I became interested in photographs as a child. In a dresser drawer my father kept cigar boxes full of family snapshots and negatives from generations of Flinchpaughs and Fitzgeralds. I was drawn to the pictures. The subjects offered themselves to the camera and to me, standing at attention in newly pressed suits, firemen’s uniforms, army fatigues, wedding dresses, and Halloween costumes. The pictures kept the past alive, somehow capturing the spirit of the dead. The impulse to preserve the spiritual in the physical stayed with me when I began to photograph. Making pictures is a kind of ritual, an act of relic-making. I am drawn to subjects that embody the passage of time. In content and style, my portraits hearken back to those flat-footed snapshots of Uncle Tom Fitzgerald standing next to his horse-drawn cart. I try to let subjects speak for themselves.
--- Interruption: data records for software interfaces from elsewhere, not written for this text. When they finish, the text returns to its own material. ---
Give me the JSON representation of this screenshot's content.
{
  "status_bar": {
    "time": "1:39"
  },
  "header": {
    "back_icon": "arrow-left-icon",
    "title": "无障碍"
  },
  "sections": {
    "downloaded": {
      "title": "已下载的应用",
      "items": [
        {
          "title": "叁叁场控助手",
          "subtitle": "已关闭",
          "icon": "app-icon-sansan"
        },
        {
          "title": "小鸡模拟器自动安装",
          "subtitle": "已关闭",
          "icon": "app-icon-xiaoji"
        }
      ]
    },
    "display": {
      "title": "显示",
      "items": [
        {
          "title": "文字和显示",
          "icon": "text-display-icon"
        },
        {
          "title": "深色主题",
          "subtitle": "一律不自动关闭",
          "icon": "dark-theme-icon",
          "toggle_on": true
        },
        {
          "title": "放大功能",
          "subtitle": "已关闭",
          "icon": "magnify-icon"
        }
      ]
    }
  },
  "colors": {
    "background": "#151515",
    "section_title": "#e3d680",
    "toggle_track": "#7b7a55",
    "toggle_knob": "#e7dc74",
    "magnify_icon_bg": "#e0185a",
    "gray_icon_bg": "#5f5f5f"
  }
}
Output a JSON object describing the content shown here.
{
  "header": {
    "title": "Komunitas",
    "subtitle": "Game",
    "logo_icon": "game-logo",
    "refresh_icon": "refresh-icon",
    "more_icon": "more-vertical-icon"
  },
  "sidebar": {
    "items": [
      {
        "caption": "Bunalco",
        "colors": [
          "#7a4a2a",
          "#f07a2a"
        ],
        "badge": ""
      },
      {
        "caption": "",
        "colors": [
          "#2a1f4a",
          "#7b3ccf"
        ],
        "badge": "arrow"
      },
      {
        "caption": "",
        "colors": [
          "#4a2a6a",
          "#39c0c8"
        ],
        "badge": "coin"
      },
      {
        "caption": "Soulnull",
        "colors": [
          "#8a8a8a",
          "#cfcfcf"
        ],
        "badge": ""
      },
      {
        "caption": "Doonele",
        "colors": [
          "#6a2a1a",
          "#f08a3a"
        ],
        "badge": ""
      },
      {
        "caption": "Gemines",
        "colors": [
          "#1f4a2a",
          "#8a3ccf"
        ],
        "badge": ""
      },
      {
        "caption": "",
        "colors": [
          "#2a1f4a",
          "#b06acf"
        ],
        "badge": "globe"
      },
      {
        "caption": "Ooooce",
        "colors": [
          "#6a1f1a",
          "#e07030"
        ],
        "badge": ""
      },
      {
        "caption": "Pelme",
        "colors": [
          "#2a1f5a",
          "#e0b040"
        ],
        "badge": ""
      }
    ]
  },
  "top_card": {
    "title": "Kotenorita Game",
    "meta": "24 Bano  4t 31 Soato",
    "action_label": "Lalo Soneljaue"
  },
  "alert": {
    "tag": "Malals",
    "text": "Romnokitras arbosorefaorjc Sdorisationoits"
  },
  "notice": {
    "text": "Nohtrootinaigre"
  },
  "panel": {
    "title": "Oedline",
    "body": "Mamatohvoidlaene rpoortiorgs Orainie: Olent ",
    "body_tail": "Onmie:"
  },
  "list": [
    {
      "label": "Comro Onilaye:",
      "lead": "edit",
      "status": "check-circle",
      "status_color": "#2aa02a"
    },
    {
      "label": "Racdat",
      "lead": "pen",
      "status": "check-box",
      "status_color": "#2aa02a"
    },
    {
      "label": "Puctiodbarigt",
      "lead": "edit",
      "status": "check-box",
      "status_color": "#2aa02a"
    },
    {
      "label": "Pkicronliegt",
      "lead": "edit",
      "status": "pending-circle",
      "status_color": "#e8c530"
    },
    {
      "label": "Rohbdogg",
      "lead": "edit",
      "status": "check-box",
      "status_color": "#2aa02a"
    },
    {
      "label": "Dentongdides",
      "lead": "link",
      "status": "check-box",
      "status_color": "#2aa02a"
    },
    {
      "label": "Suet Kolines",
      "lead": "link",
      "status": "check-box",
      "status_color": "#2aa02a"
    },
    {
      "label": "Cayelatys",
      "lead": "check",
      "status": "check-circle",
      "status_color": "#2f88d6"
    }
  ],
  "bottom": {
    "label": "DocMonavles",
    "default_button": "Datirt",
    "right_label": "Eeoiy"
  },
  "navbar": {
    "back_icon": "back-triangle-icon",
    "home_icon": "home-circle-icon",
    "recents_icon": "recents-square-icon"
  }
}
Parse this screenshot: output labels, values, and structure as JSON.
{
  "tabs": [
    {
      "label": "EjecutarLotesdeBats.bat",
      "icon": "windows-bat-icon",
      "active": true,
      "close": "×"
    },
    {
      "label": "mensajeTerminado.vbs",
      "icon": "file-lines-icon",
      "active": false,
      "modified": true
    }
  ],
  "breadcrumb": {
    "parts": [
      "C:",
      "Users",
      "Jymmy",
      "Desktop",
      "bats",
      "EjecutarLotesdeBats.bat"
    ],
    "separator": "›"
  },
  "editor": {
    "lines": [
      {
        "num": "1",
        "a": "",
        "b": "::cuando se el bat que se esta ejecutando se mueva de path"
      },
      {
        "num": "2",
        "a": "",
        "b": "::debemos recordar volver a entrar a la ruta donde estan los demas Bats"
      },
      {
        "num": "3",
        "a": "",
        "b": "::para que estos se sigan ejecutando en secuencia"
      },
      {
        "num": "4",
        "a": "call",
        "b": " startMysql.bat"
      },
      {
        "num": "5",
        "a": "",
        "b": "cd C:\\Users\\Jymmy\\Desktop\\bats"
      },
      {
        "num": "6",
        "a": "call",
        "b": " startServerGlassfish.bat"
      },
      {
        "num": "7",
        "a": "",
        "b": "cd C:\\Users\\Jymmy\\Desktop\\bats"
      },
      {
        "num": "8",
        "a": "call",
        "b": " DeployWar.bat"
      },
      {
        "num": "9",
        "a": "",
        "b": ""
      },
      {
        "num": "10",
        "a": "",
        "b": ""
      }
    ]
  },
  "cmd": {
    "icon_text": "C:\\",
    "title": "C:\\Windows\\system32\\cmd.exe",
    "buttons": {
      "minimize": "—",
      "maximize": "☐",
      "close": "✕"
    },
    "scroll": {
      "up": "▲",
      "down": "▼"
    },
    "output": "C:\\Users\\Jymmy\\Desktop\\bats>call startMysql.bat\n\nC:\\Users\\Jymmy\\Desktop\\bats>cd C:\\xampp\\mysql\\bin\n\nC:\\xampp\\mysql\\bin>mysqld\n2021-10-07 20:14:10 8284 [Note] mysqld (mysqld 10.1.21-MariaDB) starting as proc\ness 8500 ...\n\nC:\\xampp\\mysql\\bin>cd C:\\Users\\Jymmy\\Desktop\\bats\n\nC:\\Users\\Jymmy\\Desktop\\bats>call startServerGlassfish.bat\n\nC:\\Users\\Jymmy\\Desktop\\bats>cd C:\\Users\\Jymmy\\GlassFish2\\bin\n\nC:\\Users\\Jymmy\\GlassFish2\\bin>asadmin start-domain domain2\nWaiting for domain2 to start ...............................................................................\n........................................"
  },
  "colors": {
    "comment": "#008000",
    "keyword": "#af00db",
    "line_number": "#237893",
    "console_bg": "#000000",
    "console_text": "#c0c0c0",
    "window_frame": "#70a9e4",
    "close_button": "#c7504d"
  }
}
The photographs you see here are selections from various bodies of work made over the last 20 years. While they differ in form and content, I hope they speak to the same urge to capture the ephemeral.